WORK ORDER »
Would you copy out the following entries exactly, without any of the pictures?

TASK DATA »
== Segment start ==
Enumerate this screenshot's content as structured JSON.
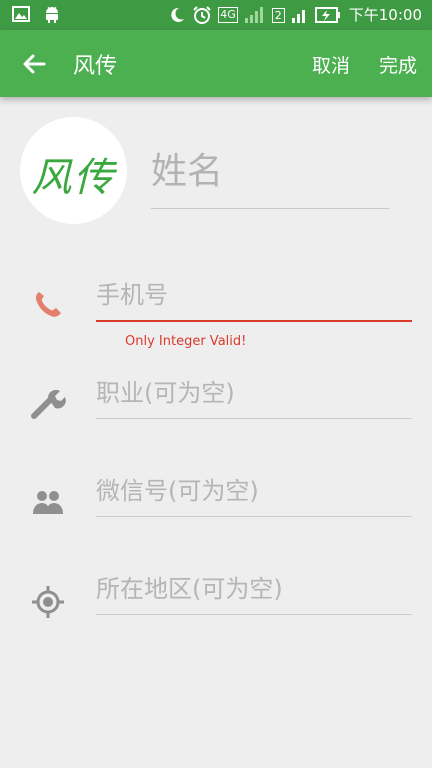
{
  "status_bar": {
    "time": "下午10:00",
    "network": "4G",
    "sim2_label": "2",
    "icons": [
      "gallery-icon",
      "android-icon",
      "moon-icon",
      "alarm-icon",
      "signal-icon",
      "battery-charging-icon"
    ]
  },
  "app_bar": {
    "title": "风传",
    "cancel_label": "取消",
    "done_label": "完成"
  },
  "avatar": {
    "text": "风传",
    "color": "#3aa83f"
  },
  "name_field": {
    "placeholder": "姓名"
  },
  "fields": [
    {
      "placeholder": "手机号",
      "icon": "phone-icon",
      "error": "Only Integer Valid!"
    },
    {
      "placeholder": "职业(可为空)",
      "icon": "wrench-icon"
    },
    {
      "placeholder": "微信号(可为空)",
      "icon": "people-icon"
    },
    {
      "placeholder": "所在地区(可为空)",
      "icon": "location-icon"
    }
  ],
  "colors": {
    "status_bar": "#3f9a44",
    "app_bar": "#4caf50",
    "error": "#d93a2b",
    "phone_icon": "#e57f6d",
    "muted_icon": "#8f8f8f"
  }
}
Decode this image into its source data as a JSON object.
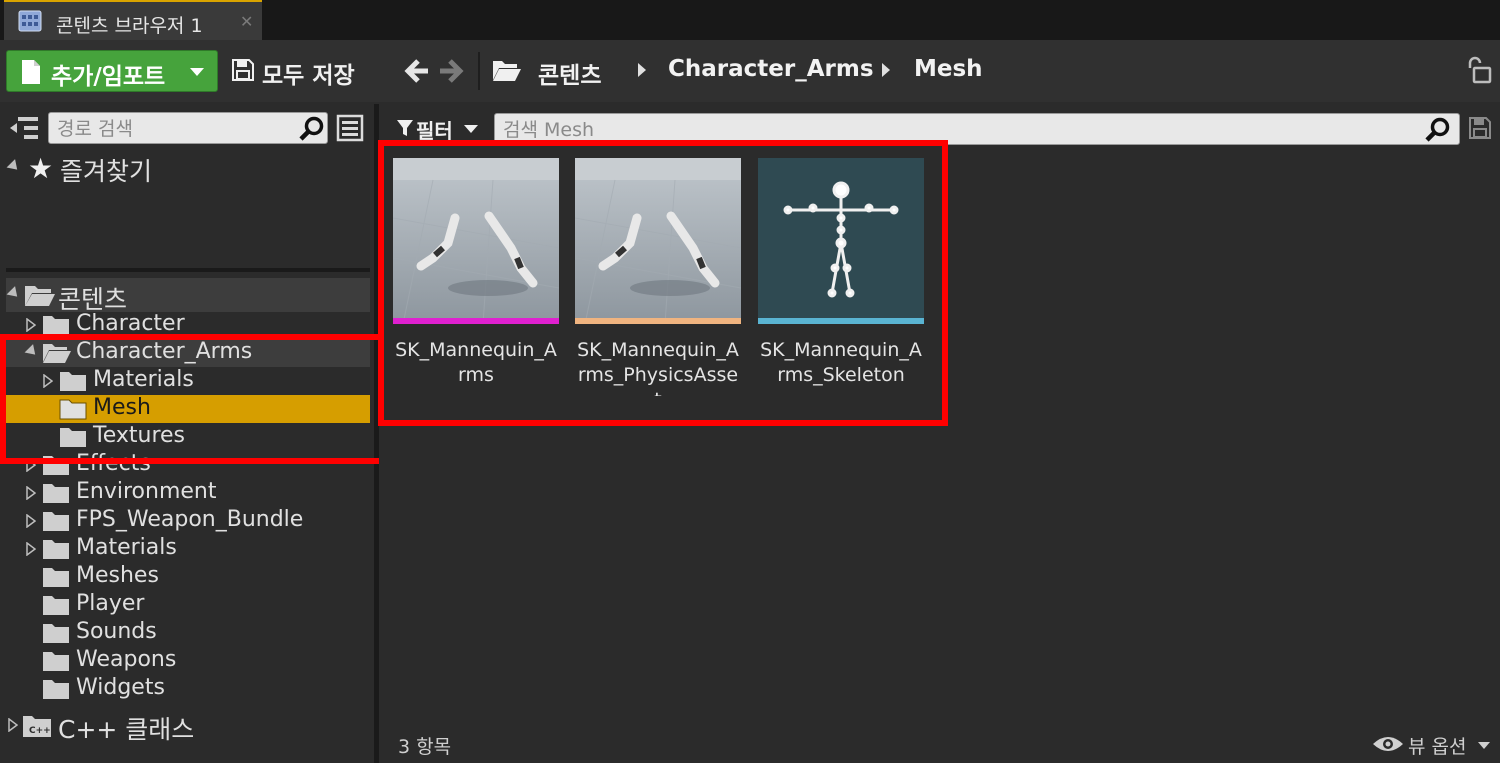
{
  "tab": {
    "title": "콘텐츠 브라우저 1",
    "close": "✕"
  },
  "toolbar": {
    "add_import_label": "추가/임포트",
    "save_all_label": "모두 저장",
    "breadcrumb": [
      "콘텐츠",
      "Character_Arms",
      "Mesh"
    ]
  },
  "sources": {
    "search_placeholder": "경로 검색",
    "favorites_label": "즐겨찾기",
    "content_root_label": "콘텐츠",
    "cpp_label": "C++ 클래스",
    "tree": [
      {
        "label": "Character",
        "has_children": true
      },
      {
        "label": "Character_Arms",
        "expanded": true
      },
      {
        "label": "Materials",
        "has_children": true,
        "child": true
      },
      {
        "label": "Mesh",
        "selected": true,
        "child": true
      },
      {
        "label": "Textures",
        "child": true
      },
      {
        "label": "Effects",
        "has_children": true
      },
      {
        "label": "Environment",
        "has_children": true
      },
      {
        "label": "FPS_Weapon_Bundle",
        "has_children": true
      },
      {
        "label": "Materials",
        "has_children": true
      },
      {
        "label": "Meshes"
      },
      {
        "label": "Player"
      },
      {
        "label": "Sounds"
      },
      {
        "label": "Weapons"
      },
      {
        "label": "Widgets"
      }
    ]
  },
  "assets": {
    "filter_label": "필터",
    "search_placeholder": "검색 Mesh",
    "items": [
      {
        "name": "SK_Mannequin_Arms",
        "bar_color": "#e020d0"
      },
      {
        "name": "SK_Mannequin_Arms_PhysicsAsset",
        "bar_color": "#f0b480"
      },
      {
        "name": "SK_Mannequin_Arms_Skeleton",
        "bar_color": "#5ab4d2"
      }
    ],
    "item_count": "3 항목",
    "view_options_label": "뷰 옵션"
  },
  "colors": {
    "accent_selected": "#d69e00",
    "highlight_box": "#ff0000",
    "add_button": "#46a33c"
  }
}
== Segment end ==
SOLVED EXERCISE »
Enumerate this screenshot's content as structured JSON.
{
  "status_bar": {
    "time": "下午10:00",
    "network": "4G",
    "sim2_label": "2",
    "icons": [
      "gallery-icon",
      "android-icon",
      "moon-icon",
      "alarm-icon",
      "signal-icon",
      "battery-charging-icon"
    ]
  },
  "app_bar": {
    "title": "风传",
    "cancel_label": "取消",
    "done_label": "完成"
  },
  "avatar": {
    "text": "风传",
    "color": "#3aa83f"
  },
  "name_field": {
    "placeholder": "姓名"
  },
  "fields": [
    {
      "placeholder": "手机号",
      "icon": "phone-icon",
      "error": "Only Integer Valid!"
    },
    {
      "placeholder": "职业(可为空)",
      "icon": "wrench-icon"
    },
    {
      "placeholder": "微信号(可为空)",
      "icon": "people-icon"
    },
    {
      "placeholder": "所在地区(可为空)",
      "icon": "location-icon"
    }
  ],
  "colors": {
    "status_bar": "#3f9a44",
    "app_bar": "#4caf50",
    "error": "#d93a2b",
    "phone_icon": "#e57f6d",
    "muted_icon": "#8f8f8f"
  }
}
Decode this image into its source data as a JSON object.
{
  "tab": {
    "title": "콘텐츠 브라우저 1",
    "close": "✕"
  },
  "toolbar": {
    "add_import_label": "추가/임포트",
    "save_all_label": "모두 저장",
    "breadcrumb": [
      "콘텐츠",
      "Character_Arms",
      "Mesh"
    ]
  },
  "sources": {
    "search_placeholder": "경로 검색",
    "favorites_label": "즐겨찾기",
    "content_root_label": "콘텐츠",
    "cpp_label": "C++ 클래스",
    "tree": [
      {
        "label": "Character",
        "has_children": true
      },
      {
        "label": "Character_Arms",
        "expanded": true
      },
      {
        "label": "Materials",
        "has_children": true,
        "child": true
      },
      {
        "label": "Mesh",
        "selected": true,
        "child": true
      },
      {
        "label": "Textures",
        "child": true
      },
      {
        "label": "Effects",
        "has_children": true
      },
      {
        "label": "Environment",
        "has_children": true
      },
      {
        "label": "FPS_Weapon_Bundle",
        "has_children": true
      },
      {
        "label": "Materials",
        "has_children": true
      },
      {
        "label": "Meshes"
      },
      {
        "label": "Player"
      },
      {
        "label": "Sounds"
      },
      {
        "label": "Weapons"
      },
      {
        "label": "Widgets"
      }
    ]
  },
  "assets": {
    "filter_label": "필터",
    "search_placeholder": "검색 Mesh",
    "items": [
      {
        "name": "SK_Mannequin_Arms",
        "bar_color": "#e020d0"
      },
      {
        "name": "SK_Mannequin_Arms_PhysicsAsset",
        "bar_color": "#f0b480"
      },
      {
        "name": "SK_Mannequin_Arms_Skeleton",
        "bar_color": "#5ab4d2"
      }
    ],
    "item_count": "3 항목",
    "view_options_label": "뷰 옵션"
  },
  "colors": {
    "accent_selected": "#d69e00",
    "highlight_box": "#ff0000",
    "add_button": "#46a33c"
  }
}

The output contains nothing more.